But you could use the slider in lovelace to control the arm, or just build an automation.

While a complete packaged product isn’t out of bounds to list here, I was really more thinking this could be a repo for smaller things that DIY’ers need to finish out a project.

That was purely a joke :slight_smile:

When I started I looked for generic I/O boards with Ethernet, a processor I could flash (Atmega), opto-isolated inputs and generic outputs. Didn’t find anything.
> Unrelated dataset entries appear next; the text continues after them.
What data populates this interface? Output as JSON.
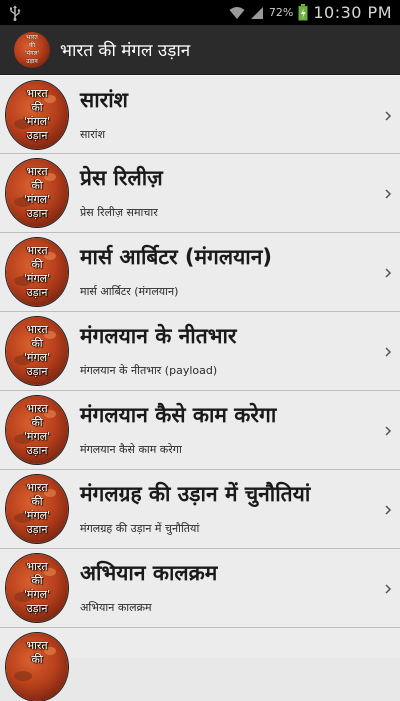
{
  "statusbar": {
    "battery_pct": "72%",
    "time": "10:30 PM"
  },
  "actionbar": {
    "title": "भारत की मंगल उड़ान",
    "icon_label": [
      "भारत",
      "की",
      "'मंगल'",
      "उड़ान"
    ]
  },
  "planet_label": [
    "भारत",
    "की",
    "'मंगल'",
    "उड़ान"
  ],
  "items": [
    {
      "title": "सारांश",
      "subtitle": "सारांश"
    },
    {
      "title": "प्रेस रिलीज़",
      "subtitle": "प्रेस रिलीज़ समाचार"
    },
    {
      "title": "मार्स आर्बिटर (मंगलयान)",
      "subtitle": "मार्स आर्बिटर (मंगलयान)"
    },
    {
      "title": "मंगलयान के नीतभार",
      "subtitle": "मंगलयान के नीतभार (payload)"
    },
    {
      "title": "मंगलयान कैसे काम करेगा",
      "subtitle": "मंगलयान कैसे काम करेगा"
    },
    {
      "title": "मंगलग्रह की उड़ान में चुनौतियां",
      "subtitle": "मंगलग्रह की उड़ान में चुनौतियां"
    },
    {
      "title": "अभियान कालक्रम",
      "subtitle": "अभियान कालक्रम"
    }
  ],
  "icons": {
    "usb": "usb-icon",
    "wifi": "wifi-icon",
    "signal": "signal-icon",
    "battery": "battery-charging-icon",
    "chevron": "chevron-right-icon"
  }
}
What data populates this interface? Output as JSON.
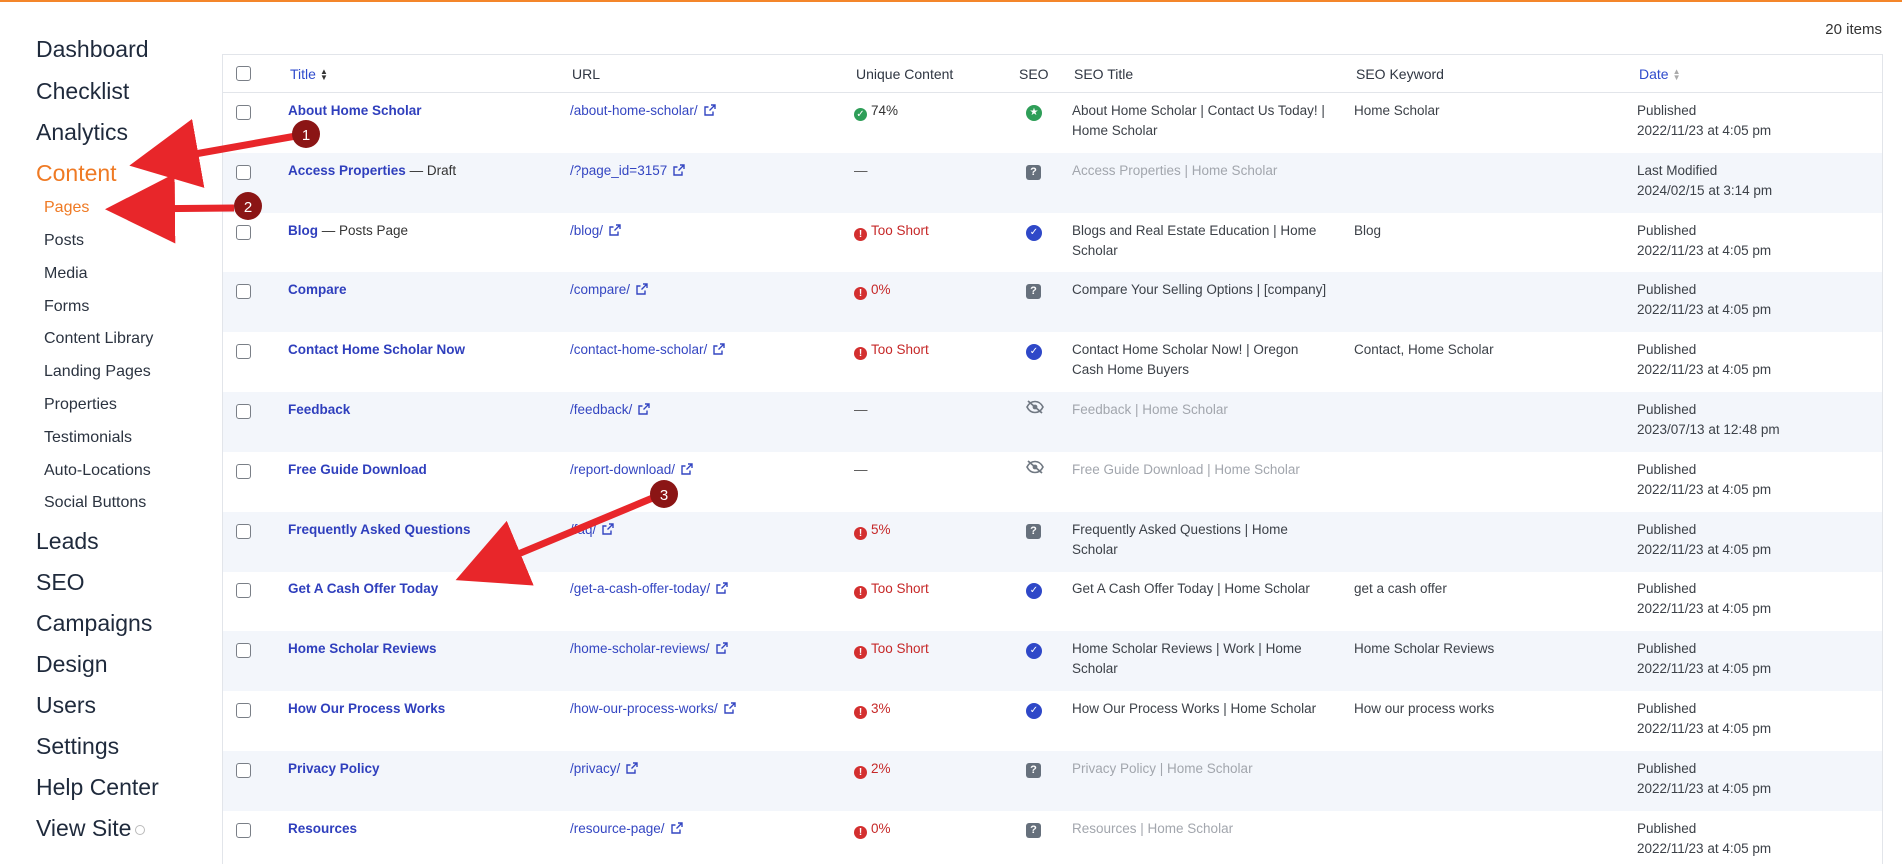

Ended up making my own.

Two versions so far:

Trying to gauge interest on the 2nd version to determine whether it is worth producing for sale.

Few people seem to care much about Ethernet though, most just use WiFi (and experience the associated problems :wink: )

I’ve actually been eyeballing a few ESP devices with Ethernet (mainly for easy of use to use ESPHome), but it seems like you either get a tiny board with few spare leftover I/O’s, or you have to get an overly big expensive one. So I’ve kinda backed away from that on my wishlist.